By Yetunde Adeyeri
Tyler Perry’s $250 million studios opened on Saturday, October 5, and it had the biggest names in the entertainment industry in attendance.
The 134-hectare (330-acre) studio which once served as a Confederate army base is one of the largest in the US. Tyler Perry Studios has 12 soundstages, each named after seminal black actors and actresses, including Cicely Tyson, Whoopi Goldberg, Diahann Carroll, Will Smith, and Denzel Washington.
The complex is larger than Paramount, Warner Bros and Walt Disney’s Burbank studios combined. Perry is the first African American to own a studio outright — no corporation or partners are involved in the venture. He even mapped out the plans for the complex on his own: “If I hadn’t gone into entertainment, I would have been an architect.”
There’s a replica of the White House for his upcoming presidential television series “The Oval”, a hospital, jail, an airliner, an airport terminal, trailer park, and a suburban subdivision.
It was also learned that ace Hollywood filmmaker is also planning an up to 3,000-seat theater for concerts and other events. Frustrated by a lack of development outside his complex, Perry said he also plans restaurants and retail on the grounds of his studios, which he said he wants to become a weekend destination for tourists and the community.
Achieving his landmark goal was easier because the industry never understood what he represented, he says.
“Being underestimated was the greatest gift I ever had,” says Perry. “I was always able to make some really great deals because people had no idea of the following or the connection I have with my audience. Because that audience is black, it’s been ignored, for the most part. It’s not as valued as the mainstream audience. That’s what I’ve had to come to terms with. But the truth is, this place is because of what that audience is able to do.
“African American fans, like country music fans, are die-hard people who are with you, ride or die,” he continues. “Black women especially. When they are with you, you can move heaven and Earth. They have been with me from day one.”
The grand opening gala had 800 guests including A-list stars like Viola Davis, Ava DuVernay, Oprah Winfrey, Whoopi Goldberg, Halle Berry, Samuel L. Jackson, Tiffany Haddish and Stacey Abrams. They all walked the red carpet lined with walls adorned in roses and also shared their admiration and support for Perry.
Winfrey praised Perry and told the AP the new studio head is a force to be reckoned with.
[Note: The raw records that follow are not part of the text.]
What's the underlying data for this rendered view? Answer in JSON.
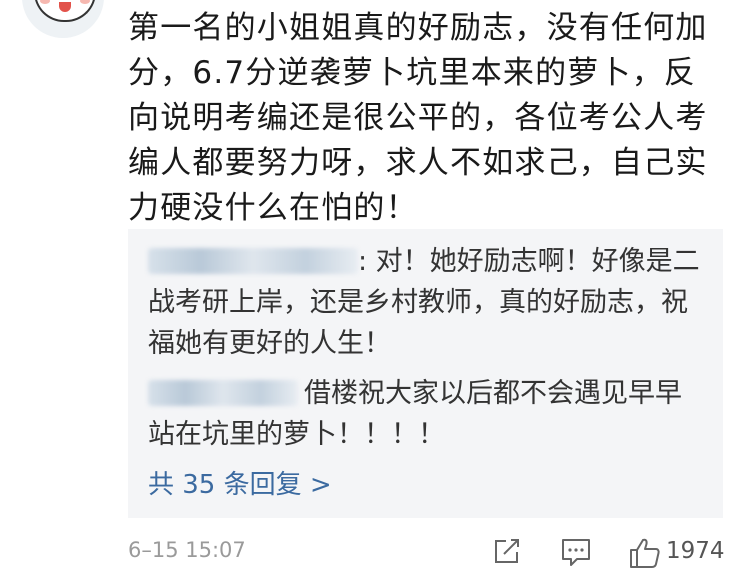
{
  "comment": {
    "text": "第一名的小姐姐真的好励志，没有任何加分，6.7分逆袭萝卜坑里本来的萝卜，反向说明考编还是很公平的，各位考公人考编人都要努力呀，求人不如求己，自己实力硬没什么在怕的！"
  },
  "replies": [
    {
      "text": ": 对！她好励志啊！好像是二战考研上岸，还是乡村教师，真的好励志，祝福她有更好的人生！"
    },
    {
      "text": "借楼祝大家以后都不会遇见早早站在坑里的萝卜！！！！"
    }
  ],
  "more_replies": "共 35 条回复 >",
  "footer": {
    "timestamp": "6–15 15:07",
    "like_count": "1974"
  },
  "colors": {
    "link": "#3b6aa0",
    "reply_bg": "#f4f5f7"
  },
  "icons": {
    "share": "share-icon",
    "comment": "comment-icon",
    "like": "thumbs-up-icon"
  }
}
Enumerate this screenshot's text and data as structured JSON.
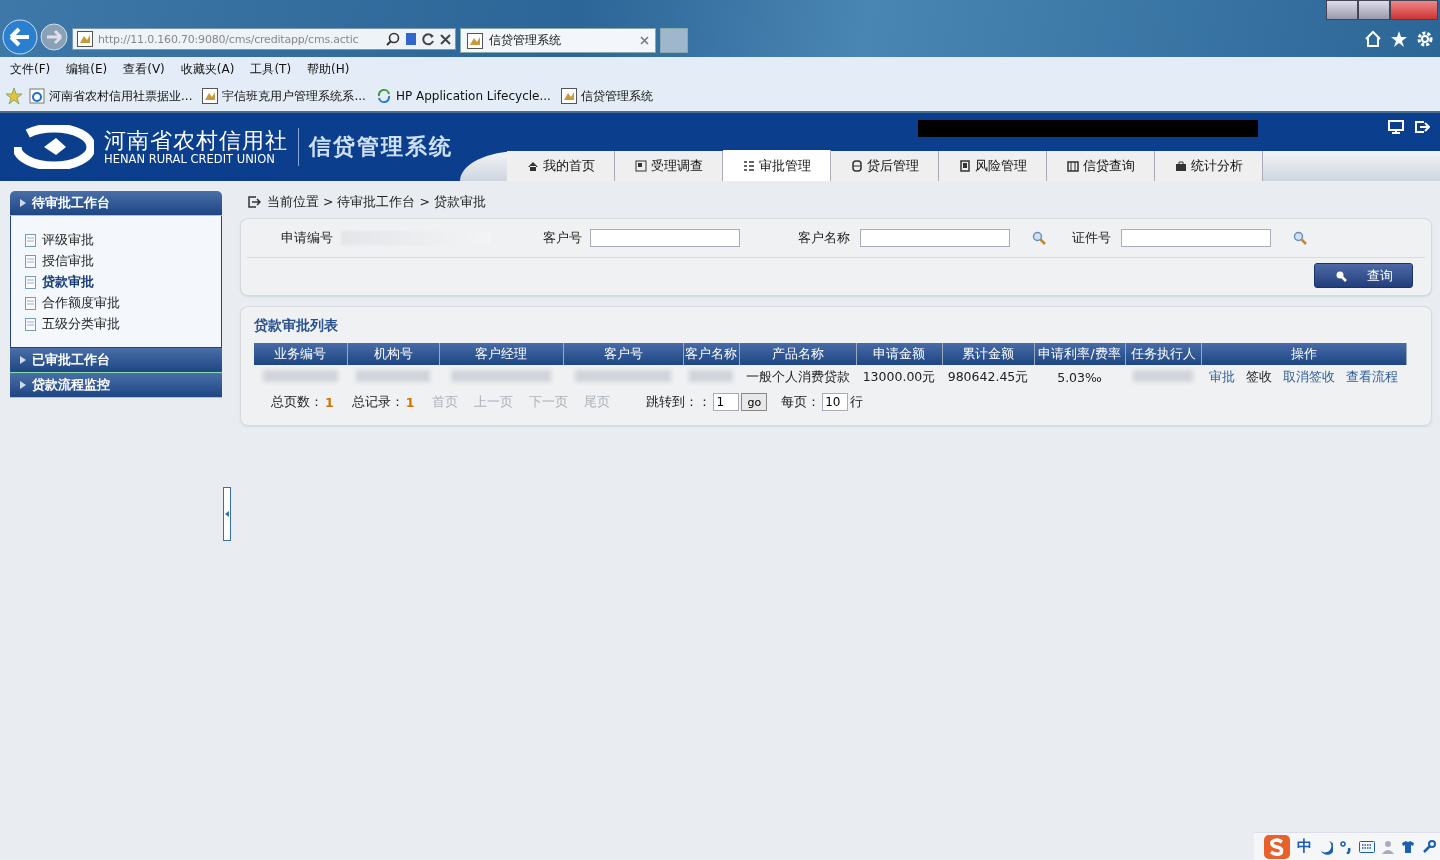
{
  "browser": {
    "url": "http://11.0.160.70:9080/cms/creditapp/cms.actic",
    "tab_title": "信贷管理系统",
    "menu": [
      "文件(F)",
      "编辑(E)",
      "查看(V)",
      "收藏夹(A)",
      "工具(T)",
      "帮助(H)"
    ],
    "favorites": [
      {
        "label": "河南省农村信用社票据业...",
        "kind": "ie"
      },
      {
        "label": "宇信班克用户管理系统系...",
        "kind": "app"
      },
      {
        "label": "HP Application Lifecycle...",
        "kind": "hp"
      },
      {
        "label": "信贷管理系统",
        "kind": "app"
      }
    ]
  },
  "header": {
    "logo_cn": "河南省农村信用社",
    "logo_en": "HENAN RURAL CREDIT UNION",
    "system_name": "信贷管理系统",
    "tabs": [
      {
        "label": "我的首页",
        "selected": false
      },
      {
        "label": "受理调查",
        "selected": false
      },
      {
        "label": "审批管理",
        "selected": true
      },
      {
        "label": "贷后管理",
        "selected": false
      },
      {
        "label": "风险管理",
        "selected": false
      },
      {
        "label": "信贷查询",
        "selected": false
      },
      {
        "label": "统计分析",
        "selected": false
      }
    ]
  },
  "sidebar": {
    "sections": [
      {
        "title": "待审批工作台",
        "expanded": true,
        "items": [
          {
            "label": "评级审批",
            "selected": false
          },
          {
            "label": "授信审批",
            "selected": false
          },
          {
            "label": "贷款审批",
            "selected": true
          },
          {
            "label": "合作额度审批",
            "selected": false
          },
          {
            "label": "五级分类审批",
            "selected": false
          }
        ]
      },
      {
        "title": "已审批工作台"
      },
      {
        "title": "贷款流程监控"
      }
    ]
  },
  "breadcrumb": "当前位置 > 待审批工作台 > 贷款审批",
  "search": {
    "fields": [
      {
        "label": "申请编号",
        "kind": "masked"
      },
      {
        "label": "客户号",
        "kind": "text"
      },
      {
        "label": "客户名称",
        "kind": "lookup"
      },
      {
        "label": "证件号",
        "kind": "lookup"
      }
    ],
    "button": "查询"
  },
  "list": {
    "title": "贷款审批列表",
    "columns": [
      "业务编号",
      "机构号",
      "客户经理",
      "客户号",
      "客户名称",
      "产品名称",
      "申请金额",
      "累计金额",
      "申请利率/费率",
      "任务执行人",
      "操作"
    ],
    "rows": [
      {
        "cells": [
          {
            "masked": true
          },
          {
            "masked": true
          },
          {
            "masked": true
          },
          {
            "masked": true
          },
          {
            "masked": true
          },
          {
            "text": "一般个人消费贷款"
          },
          {
            "text": "13000.00元"
          },
          {
            "text": "980642.45元"
          },
          {
            "text": "5.03‰"
          },
          {
            "masked": true
          }
        ],
        "actions": [
          {
            "label": "审批",
            "kind": "link"
          },
          {
            "label": "签收",
            "kind": "plain"
          },
          {
            "label": "取消签收",
            "kind": "link"
          },
          {
            "label": "查看流程",
            "kind": "link"
          }
        ]
      }
    ]
  },
  "pager": {
    "pages_label": "总页数：",
    "pages": "1",
    "records_label": "总记录：",
    "records": "1",
    "nav": [
      {
        "label": "首页",
        "disabled": true
      },
      {
        "label": "上一页",
        "disabled": true
      },
      {
        "label": "下一页",
        "disabled": true
      },
      {
        "label": "尾页",
        "disabled": true
      }
    ],
    "jump_label": "跳转到：：",
    "jump_value": "1",
    "go": "go",
    "per_page_label": "每页：",
    "per_page": "10",
    "unit": "行"
  },
  "ime": {
    "label": "中"
  }
}
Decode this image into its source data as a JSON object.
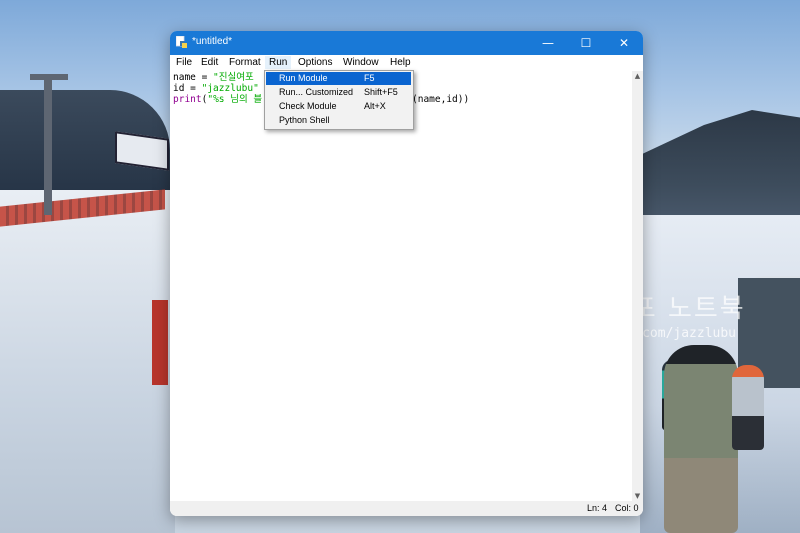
{
  "window": {
    "title": "*untitled*",
    "controls": {
      "minimize": "—",
      "maximize": "☐",
      "close": "✕"
    }
  },
  "menubar": [
    "File",
    "Edit",
    "Format",
    "Run",
    "Options",
    "Window",
    "Help"
  ],
  "active_menu": "Run",
  "run_menu": [
    {
      "label": "Run Module",
      "shortcut": "F5",
      "selected": true
    },
    {
      "label": "Run... Customized",
      "shortcut": "Shift+F5"
    },
    {
      "label": "Check Module",
      "shortcut": "Alt+X"
    },
    {
      "label": "Python Shell",
      "shortcut": ""
    }
  ],
  "code": {
    "line1": {
      "a": "name = ",
      "b": "\"진실여포"
    },
    "line2": {
      "a": "id = ",
      "b": "\"jazzlubu\""
    },
    "line3": {
      "a": "print",
      "b": "(",
      "c": "\"%s 님의 블",
      "d": "(name,id))"
    }
  },
  "status": {
    "line": "Ln: 4",
    "col": "Col: 0"
  },
  "watermark": {
    "title": "진실여포 노트북",
    "url": "blog.naver.com/jazzlubu"
  },
  "colors": {
    "titlebar": "#1979d7",
    "menu_selected": "#0a64d0",
    "string": "#00aa00",
    "builtin": "#900090"
  }
}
“He didn’t wait for other people to validate or to say you should go this way or that way. He said I’m going to create my own way and as we can see here, become a force for himself,” Winfrey said.
“I remember when he was thinking about buying this place and I said ‘You’d be crazy not to take it.'” she added.
Samuel L. Jackson pointed to Perry’s vision as the key to his ascent.
“This is more about Tyler the entrepreneur. The visionary. A guy who understands that ownership means that you can do what you want,” Jackson said as he paused along the red carpet.
One attendee called the event “the black Met Gala” — but in actuality, the guest list gave the event the feel of the Oscars, Emmys,
and Grammys combined. Until the early hours of Sunday morning, Black Hollywood royalty mixed and mingled — with a guest list that included music superstars Ludacris, T.I., Usher, Diddy and Jay-Z (whose DeLeon tequila, Ciroc vodka and Ace of Spades champagne respectively were featured at the bars inside the venue); politicians like former Georgia gubernatorial candidate Stacey Abrams, Rep. Maxine Waters, Rep. John Lewis, and President Bill Clinton and Hillary Clinton; media figures CBS’s Gayle King, CNN’s Don Lemon, Tamron Hall and “The View’s“ Sunny Hostin; and award-winning creators Viola Davis, Samuel L. Jackson, Debbie Allen, Phylicia Rashad, David Oyelowo and Ava DuVernay.